Britain’s Guardian newspaper reporting on this story said it would not link to TC stories about the Twitter hack for legal reasons. An online poll regarding the fate of the Twitter documents is also taking the temperature of Internet users. At the time of this writing, 56 percent of the 622 respondents were against TC releasing the documents, while 32 percent were in favor, and 12 percent didn’t care.
Many tech blog readers are also opposed to TC’s decision. Readers said it was unfair for TC to publish the documents because they were unjustly “stolen” from Twitter, and therefore the data is out of bounds for publication.
To defend TC’s decision, Arrington paraphrases a comment from British newspaper magnate Lord Northcliffe who famously said, “News is what somebody somewhere wants to suppress; all the rest is advertising.” The site is arguing that if information lands in a journalist’s inbox it’s fair game, no matter how the data was obtained. It’s important to emphasize that TC has said it will not reprint any material that could compromise company security or potentially damage a person’s safety or career by revealing sensitive information.
Should the Information be Posted?

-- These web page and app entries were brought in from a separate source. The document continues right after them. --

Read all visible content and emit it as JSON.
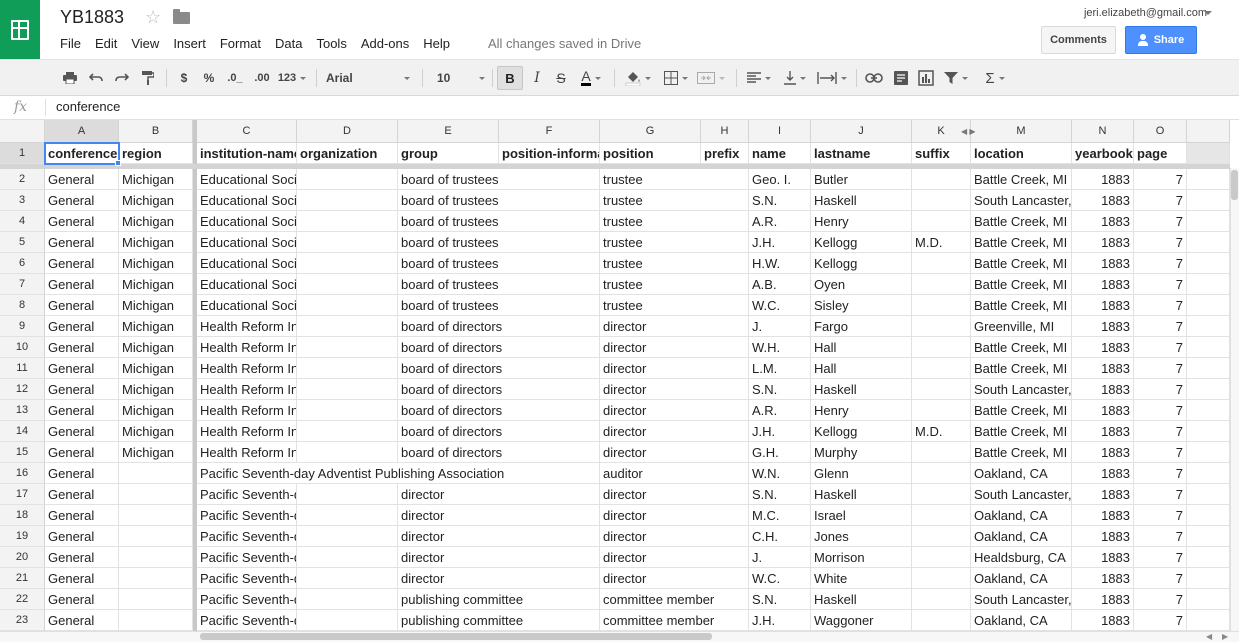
{
  "app": {
    "doc_title": "YB1883",
    "menu": [
      "File",
      "Edit",
      "View",
      "Insert",
      "Format",
      "Data",
      "Tools",
      "Add-ons",
      "Help"
    ],
    "save_status": "All changes saved in Drive",
    "account_email": "jeri.elizabeth@gmail.com",
    "comments_label": "Comments",
    "share_label": "Share",
    "accent_color": "#0f9d58",
    "share_color": "#4d90fe"
  },
  "toolbar": {
    "currency": "$",
    "percent": "%",
    "decrease_decimals": ".0_",
    "increase_decimals": ".00",
    "number_format": "123",
    "font": "Arial",
    "font_size": "10",
    "bold": "B",
    "italic": "I",
    "strikethrough": "S",
    "text_color": "A",
    "functions": "Σ"
  },
  "formula_bar": {
    "fx_label": "fx",
    "value": "conference"
  },
  "grid": {
    "column_letters": [
      "A",
      "B",
      "C",
      "D",
      "E",
      "F",
      "G",
      "H",
      "I",
      "J",
      "K",
      "M",
      "N",
      "O"
    ],
    "selected_cell": "A1",
    "row_numbers": [
      "1",
      "2",
      "3",
      "4",
      "5",
      "6",
      "7",
      "8",
      "9",
      "10",
      "11",
      "12",
      "13",
      "14",
      "15",
      "16",
      "17",
      "18",
      "19",
      "20",
      "21",
      "22",
      "23"
    ],
    "header_row": [
      "conference",
      "region",
      "institution-name",
      "organization",
      "group",
      "position-information",
      "position",
      "prefix",
      "name",
      "lastname",
      "suffix",
      "location",
      "yearbook",
      "page"
    ],
    "rows": [
      [
        "General",
        "Michigan",
        "Educational Society",
        "",
        "board of trustees",
        "",
        "trustee",
        "",
        "Geo. I.",
        "Butler",
        "",
        "Battle Creek, MI",
        "1883",
        "7"
      ],
      [
        "General",
        "Michigan",
        "Educational Society",
        "",
        "board of trustees",
        "",
        "trustee",
        "",
        "S.N.",
        "Haskell",
        "",
        "South Lancaster, MA",
        "1883",
        "7"
      ],
      [
        "General",
        "Michigan",
        "Educational Society",
        "",
        "board of trustees",
        "",
        "trustee",
        "",
        "A.R.",
        "Henry",
        "",
        "Battle Creek, MI",
        "1883",
        "7"
      ],
      [
        "General",
        "Michigan",
        "Educational Society",
        "",
        "board of trustees",
        "",
        "trustee",
        "",
        "J.H.",
        "Kellogg",
        "M.D.",
        "Battle Creek, MI",
        "1883",
        "7"
      ],
      [
        "General",
        "Michigan",
        "Educational Society",
        "",
        "board of trustees",
        "",
        "trustee",
        "",
        "H.W.",
        "Kellogg",
        "",
        "Battle Creek, MI",
        "1883",
        "7"
      ],
      [
        "General",
        "Michigan",
        "Educational Society",
        "",
        "board of trustees",
        "",
        "trustee",
        "",
        "A.B.",
        "Oyen",
        "",
        "Battle Creek, MI",
        "1883",
        "7"
      ],
      [
        "General",
        "Michigan",
        "Educational Society",
        "",
        "board of trustees",
        "",
        "trustee",
        "",
        "W.C.",
        "Sisley",
        "",
        "Battle Creek, MI",
        "1883",
        "7"
      ],
      [
        "General",
        "Michigan",
        "Health Reform Institute",
        "",
        "board of directors",
        "",
        "director",
        "",
        "J.",
        "Fargo",
        "",
        "Greenville, MI",
        "1883",
        "7"
      ],
      [
        "General",
        "Michigan",
        "Health Reform Institute",
        "",
        "board of directors",
        "",
        "director",
        "",
        "W.H.",
        "Hall",
        "",
        "Battle Creek, MI",
        "1883",
        "7"
      ],
      [
        "General",
        "Michigan",
        "Health Reform Institute",
        "",
        "board of directors",
        "",
        "director",
        "",
        "L.M.",
        "Hall",
        "",
        "Battle Creek, MI",
        "1883",
        "7"
      ],
      [
        "General",
        "Michigan",
        "Health Reform Institute",
        "",
        "board of directors",
        "",
        "director",
        "",
        "S.N.",
        "Haskell",
        "",
        "South Lancaster, MA",
        "1883",
        "7"
      ],
      [
        "General",
        "Michigan",
        "Health Reform Institute",
        "",
        "board of directors",
        "",
        "director",
        "",
        "A.R.",
        "Henry",
        "",
        "Battle Creek, MI",
        "1883",
        "7"
      ],
      [
        "General",
        "Michigan",
        "Health Reform Institute",
        "",
        "board of directors",
        "",
        "director",
        "",
        "J.H.",
        "Kellogg",
        "M.D.",
        "Battle Creek, MI",
        "1883",
        "7"
      ],
      [
        "General",
        "Michigan",
        "Health Reform Institute",
        "",
        "board of directors",
        "",
        "director",
        "",
        "G.H.",
        "Murphy",
        "",
        "Battle Creek, MI",
        "1883",
        "7"
      ],
      [
        "General",
        "",
        "Pacific Seventh-day Adventist Publishing Association",
        "",
        "",
        "",
        "auditor",
        "",
        "W.N.",
        "Glenn",
        "",
        "Oakland, CA",
        "1883",
        "7"
      ],
      [
        "General",
        "",
        "Pacific Seventh-day Adventist Publishing Association",
        "",
        "director",
        "",
        "director",
        "",
        "S.N.",
        "Haskell",
        "",
        "South Lancaster, MA",
        "1883",
        "7"
      ],
      [
        "General",
        "",
        "Pacific Seventh-day Adventist Publishing Association",
        "",
        "director",
        "",
        "director",
        "",
        "M.C.",
        "Israel",
        "",
        "Oakland, CA",
        "1883",
        "7"
      ],
      [
        "General",
        "",
        "Pacific Seventh-day Adventist Publishing Association",
        "",
        "director",
        "",
        "director",
        "",
        "C.H.",
        "Jones",
        "",
        "Oakland, CA",
        "1883",
        "7"
      ],
      [
        "General",
        "",
        "Pacific Seventh-day Adventist Publishing Association",
        "",
        "director",
        "",
        "director",
        "",
        "J.",
        "Morrison",
        "",
        "Healdsburg, CA",
        "1883",
        "7"
      ],
      [
        "General",
        "",
        "Pacific Seventh-day Adventist Publishing Association",
        "",
        "director",
        "",
        "director",
        "",
        "W.C.",
        "White",
        "",
        "Oakland, CA",
        "1883",
        "7"
      ],
      [
        "General",
        "",
        "Pacific Seventh-day Adventist Publishing Association",
        "",
        "publishing committee",
        "",
        "committee member",
        "",
        "S.N.",
        "Haskell",
        "",
        "South Lancaster, MA",
        "1883",
        "7"
      ],
      [
        "General",
        "",
        "Pacific Seventh-day Adventist Publishing Association",
        "",
        "publishing committee",
        "",
        "committee member",
        "",
        "J.H.",
        "Waggoner",
        "",
        "Oakland, CA",
        "1883",
        "7"
      ]
    ]
  }
}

The other issue is that news organizations are not in complete control of this alleged information, since Hacker Croll has the documents as well. If the anonymous hacker wanted to do so, he or she could easily publish this information to his or her own blog or Website. It’s also possible this information is in the hands of Wikileaks, but that site is unlikely to publish the information since it deals only with information of “political, diplomatic or ethical significance.”
If further news organizations obtain this information, they are likely to follow a similar path to TC or perhaps choose not to publish the information at all. So the issue may not be what TechCrunch, the Guardian, PC World, or other news outlets will do with the information, but what Hacker Croll will do.
That may turn out to be nothing, according to Korben, who posted an alleged quote from the hacker who claimed to have breached Twitter staff accounts to teach Twitter a lesson about security, and demonstrate how easily security questions and passwords can be broken. These claims of exposing security flaws are similar to boasts made by someone going by the name of Hacker Croll during the Twitter.com hack. At that time, the hacker claimed he or she was able to access Twitter’s administrative accounts simply through “social engineering.”
Last year, University of Tennessee at Knoxville student David Kernell was arrested on charges he hacked into a Yahoo Mail account used by then-vice presidential candidate Sarah Palin. The e-mail messages obtained from the hack were eventually posted by Gawker, and were potentially damaging for Palin. Kernell’s trial is set to begin on December 16.
The Palin account was hacked by using Yahoo’s password recovery page, similar to the ploy Hacker Croll used earlier this year to gain access to Twitter user and administrative accounts via Yahoo Mail. That process seemed very simple, but what’s strange about the hack of Twitter’s Gmail accounts is that Google’s security process is not as simple as Yahoo’s allegedly was at the time of the Palin hack.
On the password recovery page, Google asks you for your username, and then requires you to enter a CAPTCHA. Then Google sends a link to the e-mail address you originally entered when you signed up for a Google account. If you don’t have access to that account, Google will not allow you to access your account by answering your security question until 24 hours after you’ve received the security e-mail at your alternate account. Yahoo Mail currently uses a similar password recovery method.
It’s not clear if this security measure was in place at the time Hacker Croll accessed the Gmail accounts associated with Twitter, but it does serve as a reminder that you must keep your information up to date and choose a security question that will be difficult for a hacker to figure out.
To change the secondary email associated with your Gmail account and take other security measures, visit your Google profile page.